The task calls for each record to be given again exactly.

START EXERCISE DATA

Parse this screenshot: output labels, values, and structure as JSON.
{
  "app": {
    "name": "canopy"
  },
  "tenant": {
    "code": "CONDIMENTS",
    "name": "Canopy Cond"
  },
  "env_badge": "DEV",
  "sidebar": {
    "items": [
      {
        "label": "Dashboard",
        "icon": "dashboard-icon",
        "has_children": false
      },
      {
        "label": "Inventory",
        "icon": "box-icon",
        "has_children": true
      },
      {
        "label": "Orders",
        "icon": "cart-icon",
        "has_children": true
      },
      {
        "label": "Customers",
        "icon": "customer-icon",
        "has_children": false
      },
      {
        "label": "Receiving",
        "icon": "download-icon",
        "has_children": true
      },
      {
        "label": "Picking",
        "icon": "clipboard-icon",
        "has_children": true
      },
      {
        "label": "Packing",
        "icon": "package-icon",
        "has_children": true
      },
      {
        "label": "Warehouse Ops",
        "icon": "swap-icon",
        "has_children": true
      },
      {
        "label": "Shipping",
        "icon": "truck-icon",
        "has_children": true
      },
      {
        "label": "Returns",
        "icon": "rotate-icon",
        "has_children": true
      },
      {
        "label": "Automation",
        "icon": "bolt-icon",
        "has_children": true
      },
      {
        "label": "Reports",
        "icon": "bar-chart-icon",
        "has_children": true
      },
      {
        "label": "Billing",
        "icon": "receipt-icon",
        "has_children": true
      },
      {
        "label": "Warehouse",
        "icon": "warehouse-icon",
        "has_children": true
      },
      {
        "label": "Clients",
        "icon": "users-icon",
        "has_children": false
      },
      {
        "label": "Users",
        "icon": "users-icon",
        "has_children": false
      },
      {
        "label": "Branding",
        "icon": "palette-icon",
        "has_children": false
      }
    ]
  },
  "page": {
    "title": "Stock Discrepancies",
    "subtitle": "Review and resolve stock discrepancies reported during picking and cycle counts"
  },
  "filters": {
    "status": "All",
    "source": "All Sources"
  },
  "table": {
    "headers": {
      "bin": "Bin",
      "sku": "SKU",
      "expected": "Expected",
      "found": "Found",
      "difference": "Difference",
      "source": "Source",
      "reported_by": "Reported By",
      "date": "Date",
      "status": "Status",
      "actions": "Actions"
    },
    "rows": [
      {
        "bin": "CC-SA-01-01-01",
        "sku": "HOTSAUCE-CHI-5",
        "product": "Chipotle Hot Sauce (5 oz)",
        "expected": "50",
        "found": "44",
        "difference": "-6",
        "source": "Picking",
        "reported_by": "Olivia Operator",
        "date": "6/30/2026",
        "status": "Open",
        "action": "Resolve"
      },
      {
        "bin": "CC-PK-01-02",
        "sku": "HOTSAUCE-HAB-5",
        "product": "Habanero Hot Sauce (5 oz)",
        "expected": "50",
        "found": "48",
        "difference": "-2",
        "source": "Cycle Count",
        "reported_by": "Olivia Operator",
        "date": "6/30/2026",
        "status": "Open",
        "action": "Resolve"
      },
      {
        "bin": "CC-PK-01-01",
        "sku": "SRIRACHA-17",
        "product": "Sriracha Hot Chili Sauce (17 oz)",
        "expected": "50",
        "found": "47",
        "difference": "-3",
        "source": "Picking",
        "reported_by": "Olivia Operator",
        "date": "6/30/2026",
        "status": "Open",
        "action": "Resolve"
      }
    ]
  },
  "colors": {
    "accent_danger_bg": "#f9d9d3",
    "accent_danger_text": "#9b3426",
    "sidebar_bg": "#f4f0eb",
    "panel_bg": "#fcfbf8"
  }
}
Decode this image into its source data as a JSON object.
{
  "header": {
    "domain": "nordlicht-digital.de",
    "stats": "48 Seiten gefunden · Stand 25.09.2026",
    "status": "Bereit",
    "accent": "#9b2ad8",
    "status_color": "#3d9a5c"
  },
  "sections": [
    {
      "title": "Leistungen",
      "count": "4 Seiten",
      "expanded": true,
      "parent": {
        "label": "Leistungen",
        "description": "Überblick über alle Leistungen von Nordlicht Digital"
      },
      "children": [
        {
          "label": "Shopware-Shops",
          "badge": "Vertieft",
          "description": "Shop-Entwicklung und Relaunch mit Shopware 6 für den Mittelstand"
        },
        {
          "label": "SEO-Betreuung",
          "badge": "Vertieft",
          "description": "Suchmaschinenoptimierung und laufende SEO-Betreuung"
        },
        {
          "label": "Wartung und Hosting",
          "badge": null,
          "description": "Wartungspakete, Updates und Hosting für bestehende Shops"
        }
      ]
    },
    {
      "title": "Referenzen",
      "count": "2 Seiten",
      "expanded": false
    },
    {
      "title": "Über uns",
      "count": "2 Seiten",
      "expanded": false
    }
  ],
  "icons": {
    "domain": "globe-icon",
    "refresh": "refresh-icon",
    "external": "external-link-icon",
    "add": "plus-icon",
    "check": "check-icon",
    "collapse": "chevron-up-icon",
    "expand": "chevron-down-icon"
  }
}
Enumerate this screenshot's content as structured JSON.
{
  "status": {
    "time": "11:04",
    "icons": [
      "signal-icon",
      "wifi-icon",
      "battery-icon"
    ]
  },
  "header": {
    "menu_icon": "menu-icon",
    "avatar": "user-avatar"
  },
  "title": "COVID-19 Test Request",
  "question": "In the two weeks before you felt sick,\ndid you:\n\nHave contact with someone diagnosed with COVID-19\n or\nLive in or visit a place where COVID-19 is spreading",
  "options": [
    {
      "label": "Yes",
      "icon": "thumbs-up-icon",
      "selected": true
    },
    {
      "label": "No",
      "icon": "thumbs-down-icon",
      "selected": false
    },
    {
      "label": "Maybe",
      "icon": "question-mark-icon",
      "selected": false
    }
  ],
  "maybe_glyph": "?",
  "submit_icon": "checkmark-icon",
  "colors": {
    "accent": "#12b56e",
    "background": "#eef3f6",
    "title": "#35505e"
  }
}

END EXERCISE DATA

#### RESULT OF THE TASK
Parse this screenshot: output labels, values, and structure as JSON.
{
  "app": {
    "name": "canopy"
  },
  "tenant": {
    "code": "CONDIMENTS",
    "name": "Canopy Cond"
  },
  "env_badge": "DEV",
  "sidebar": {
    "items": [
      {
        "label": "Dashboard",
        "icon": "dashboard-icon",
        "has_children": false
      },
      {
        "label": "Inventory",
        "icon": "box-icon",
        "has_children": true
      },
      {
        "label": "Orders",
        "icon": "cart-icon",
        "has_children": true
      },
      {
        "label": "Customers",
        "icon": "customer-icon",
        "has_children": false
      },
      {
        "label": "Receiving",
        "icon": "download-icon",
        "has_children": true
      },
      {
        "label": "Picking",
        "icon": "clipboard-icon",
        "has_children": true
      },
      {
        "label": "Packing",
        "icon": "package-icon",
        "has_children": true
      },
      {
        "label": "Warehouse Ops",
        "icon": "swap-icon",
        "has_children": true
      },
      {
        "label": "Shipping",
        "icon": "truck-icon",
        "has_children": true
      },
      {
        "label": "Returns",
        "icon": "rotate-icon",
        "has_children": true
      },
      {
        "label": "Automation",
        "icon": "bolt-icon",
        "has_children": true
      },
      {
        "label": "Reports",
        "icon": "bar-chart-icon",
        "has_children": true
      },
      {
        "label": "Billing",
        "icon": "receipt-icon",
        "has_children": true
      },
      {
        "label": "Warehouse",
        "icon": "warehouse-icon",
        "has_children": true
      },
      {
        "label": "Clients",
        "icon": "users-icon",
        "has_children": false
      },
      {
        "label": "Users",
        "icon": "users-icon",
        "has_children": false
      },
      {
        "label": "Branding",
        "icon": "palette-icon",
        "has_children": false
      }
    ]
  },
  "page": {
    "title": "Stock Discrepancies",
    "subtitle": "Review and resolve stock discrepancies reported during picking and cycle counts"
  },
  "filters": {
    "status": "All",
    "source": "All Sources"
  },
  "table": {
    "headers": {
      "bin": "Bin",
      "sku": "SKU",
      "expected": "Expected",
      "found": "Found",
      "difference": "Difference",
      "source": "Source",
      "reported_by": "Reported By",
      "date": "Date",
      "status": "Status",
      "actions": "Actions"
    },
    "rows": [
      {
        "bin": "CC-SA-01-01-01",
        "sku": "HOTSAUCE-CHI-5",
        "product": "Chipotle Hot Sauce (5 oz)",
        "expected": "50",
        "found": "44",
        "difference": "-6",
        "source": "Picking",
        "reported_by": "Olivia Operator",
        "date": "6/30/2026",
        "status": "Open",
        "action": "Resolve"
      },
      {
        "bin": "CC-PK-01-02",
        "sku": "HOTSAUCE-HAB-5",
        "product": "Habanero Hot Sauce (5 oz)",
        "expected": "50",
        "found": "48",
        "difference": "-2",
        "source": "Cycle Count",
        "reported_by": "Olivia Operator",
        "date": "6/30/2026",
        "status": "Open",
        "action": "Resolve"
      },
      {
        "bin": "CC-PK-01-01",
        "sku": "SRIRACHA-17",
        "product": "Sriracha Hot Chili Sauce (17 oz)",
        "expected": "50",
        "found": "47",
        "difference": "-3",
        "source": "Picking",
        "reported_by": "Olivia Operator",
        "date": "6/30/2026",
        "status": "Open",
        "action": "Resolve"
      }
    ]
  },
  "colors": {
    "accent_danger_bg": "#f9d9d3",
    "accent_danger_text": "#9b3426",
    "sidebar_bg": "#f4f0eb",
    "panel_bg": "#fcfbf8"
  }
}
Decode this image into its source data as a JSON object.
{
  "header": {
    "domain": "nordlicht-digital.de",
    "stats": "48 Seiten gefunden · Stand 25.09.2026",
    "status": "Bereit",
    "accent": "#9b2ad8",
    "status_color": "#3d9a5c"
  },
  "sections": [
    {
      "title": "Leistungen",
      "count": "4 Seiten",
      "expanded": true,
      "parent": {
        "label": "Leistungen",
        "description": "Überblick über alle Leistungen von Nordlicht Digital"
      },
      "children": [
        {
          "label": "Shopware-Shops",
          "badge": "Vertieft",
          "description": "Shop-Entwicklung und Relaunch mit Shopware 6 für den Mittelstand"
        },
        {
          "label": "SEO-Betreuung",
          "badge": "Vertieft",
          "description": "Suchmaschinenoptimierung und laufende SEO-Betreuung"
        },
        {
          "label": "Wartung und Hosting",
          "badge": null,
          "description": "Wartungspakete, Updates und Hosting für bestehende Shops"
        }
      ]
    },
    {
      "title": "Referenzen",
      "count": "2 Seiten",
      "expanded": false
    },
    {
      "title": "Über uns",
      "count": "2 Seiten",
      "expanded": false
    }
  ],
  "icons": {
    "domain": "globe-icon",
    "refresh": "refresh-icon",
    "external": "external-link-icon",
    "add": "plus-icon",
    "check": "check-icon",
    "collapse": "chevron-up-icon",
    "expand": "chevron-down-icon"
  }
}
Enumerate this screenshot's content as structured JSON.
{
  "status": {
    "time": "11:04",
    "icons": [
      "signal-icon",
      "wifi-icon",
      "battery-icon"
    ]
  },
  "header": {
    "menu_icon": "menu-icon",
    "avatar": "user-avatar"
  },
  "title": "COVID-19 Test Request",
  "question": "In the two weeks before you felt sick,\ndid you:\n\nHave contact with someone diagnosed with COVID-19\n or\nLive in or visit a place where COVID-19 is spreading",
  "options": [
    {
      "label": "Yes",
      "icon": "thumbs-up-icon",
      "selected": true
    },
    {
      "label": "No",
      "icon": "thumbs-down-icon",
      "selected": false
    },
    {
      "label": "Maybe",
      "icon": "question-mark-icon",
      "selected": false
    }
  ],
  "maybe_glyph": "?",
  "submit_icon": "checkmark-icon",
  "colors": {
    "accent": "#12b56e",
    "background": "#eef3f6",
    "title": "#35505e"
  }
}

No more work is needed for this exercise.